Miles Hiked: 19.9
Miles Left: 1273.7
Ending Location: Bunkhouse at Lewis Mountain Campground, Mile 911.6
One great thing about weekend hikers is when they are around if I get on the trail before 10am I feel like I’m getting going early. I actually did make an early start this morning though since I had a goal. If I could make it too Lewis Mountain campground before 8pm I might be able to grab dinner and a shower. At nearly 20 miles, that was a bit of a stretch but it kept me going throughout most of the day.
I was glad I started hiking early since the day turned into a scorcher. I arrived at Hightop Hut as things were really heating up and made the mistake of sitting in the sun to dry out and eat some lunch. Even after sucking down water and filtering more I started feeling sick from the heat since there was no shade. Once I realized the source of my distress I packed everything up and headed back into the woods, as with its metal roof the hut itself was like a sauna.
On hitting mile 900 of the trail I noticed several rock piles celebrating that fact. Through shear coincidence this milestone happened to occur right by some scenic cliffs which was a nice bonus as most of the 100 mile marks have been on some nondescript section of the trail. Next up, one thousand miles!
While the climb up to Hightop was the biggest of the day, as the trail continued on there were a good number of sections where you would gain and then loose 500 to 1k feet of elevation. Don’t let anyone fool you that the Shenandoah section is all flat. It was hard to stay motivated but the allure of a good dinner kept me focused. As the afternoon started to turn into evening I ended up having several bear encounters. Most of them involved a bear crashing through the woods to run away the second they became aware of my presence. You know the saying, “You don’t have to outrun the bear, you just have to outrun your friends”? Well you better have some slow friends because those bears are fast! There was one bear though that was lazily sitting on the trail and didn’t seem to mind me. I probably spent a good fifteen minutes watching and talking to him before he wandered off. Yes I talk to the bears so they know where I am since their eyesight isn’t the best. Hey, it makes me feel more safe anyways!
I arrived at the campsite around 7:30 with a whole half hour to spare … or so I thought. It turns our this camp store closed at 6. The bathroom was open though, but I didn’t have any quarters for the shower. Luckily I eventually found someone passing by who could make change so all was ok with the world. As I was leaving the bathroom a ranger was hanging out looking at my pack. I’ll admit my first thought was, “Crap, I’ve been busted!”, even though I don’t think I was doing anything wrong. In my defense, as a dirty hiker I’m pretty sure I’m breaking some rule or law every time I’m near civilization. It turns out though that he just wanted to help. The ranger had hiked the AT back in the 80’s, (trail name “Marathon Man”), so he knew what it was like and reopened the store for me. I picked up some microwaveable sausage biscuits for dinner and a few snacks for the trail and when I went to pay for them he waved me off and said they were on the house.
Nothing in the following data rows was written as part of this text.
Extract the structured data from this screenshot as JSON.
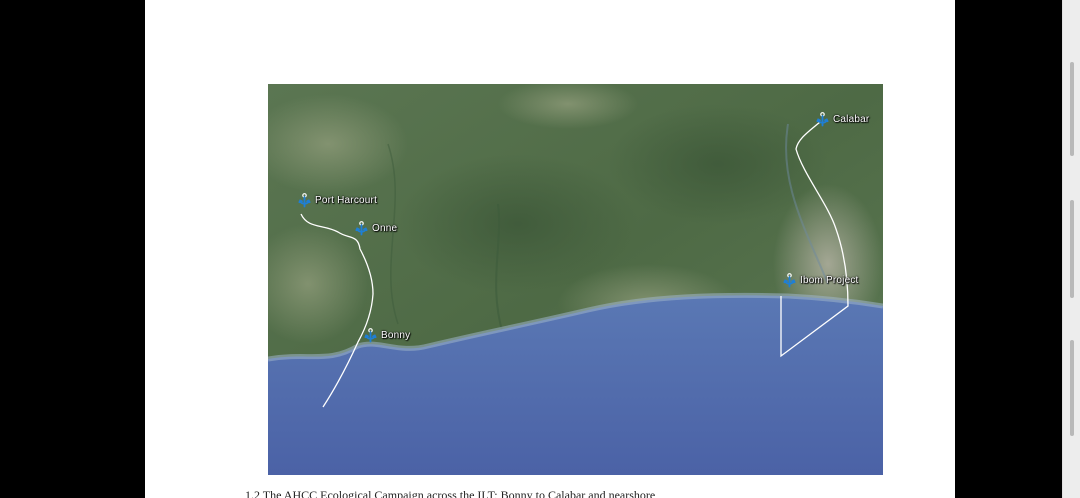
{
  "document": {
    "caption": "1.2 The AHCC Ecological Campaign across the ILT; Bonny to Calabar and nearshore"
  },
  "map": {
    "markers": [
      {
        "label": "Port Harcourt",
        "icon": "anchor-icon"
      },
      {
        "label": "Onne",
        "icon": "anchor-icon"
      },
      {
        "label": "Bonny",
        "icon": "anchor-icon"
      },
      {
        "label": "Calabar",
        "icon": "anchor-icon"
      },
      {
        "label": "Ibom Project",
        "icon": "anchor-icon"
      }
    ],
    "colors": {
      "land": "#4f6b48",
      "sea": "#5470b0",
      "route": "#ffffff",
      "anchor": "#1e7fd6"
    }
  }
}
Talking to a couple other hikers later he apperantly does this a lot. At the time though I was absolutely floored. I had been amazed with him just opening the store in the first place! I talked to him for a while and he had a bunch of good stories. Supposedly the campground used to be at the 900 mile mark before new sections were added to the trail and he still considered that to be the case regardless of what the guidebooks said. I’m not going to argue with him! Also there is usually a surprising number of through hikers who show up in July. The reason that’s weird is by that point it’s almost impossible to finish before weather makes scaling Katahdin illegal, and very possibly fatal.
As the night wore on the ranger offered me the opportunity to stay in the bunk house for free. As he put it, they weren’t going to be able to rent it that night and it’s not like they have to change the sheets. So I saw bears during the day, had a shower, and was able to sleep that night with a full belly in a warm bed. It was a good day! It was also a turning point for my time in Virginia as that was when the Virginia Blues really started to melt away. Thank you Marathon Man!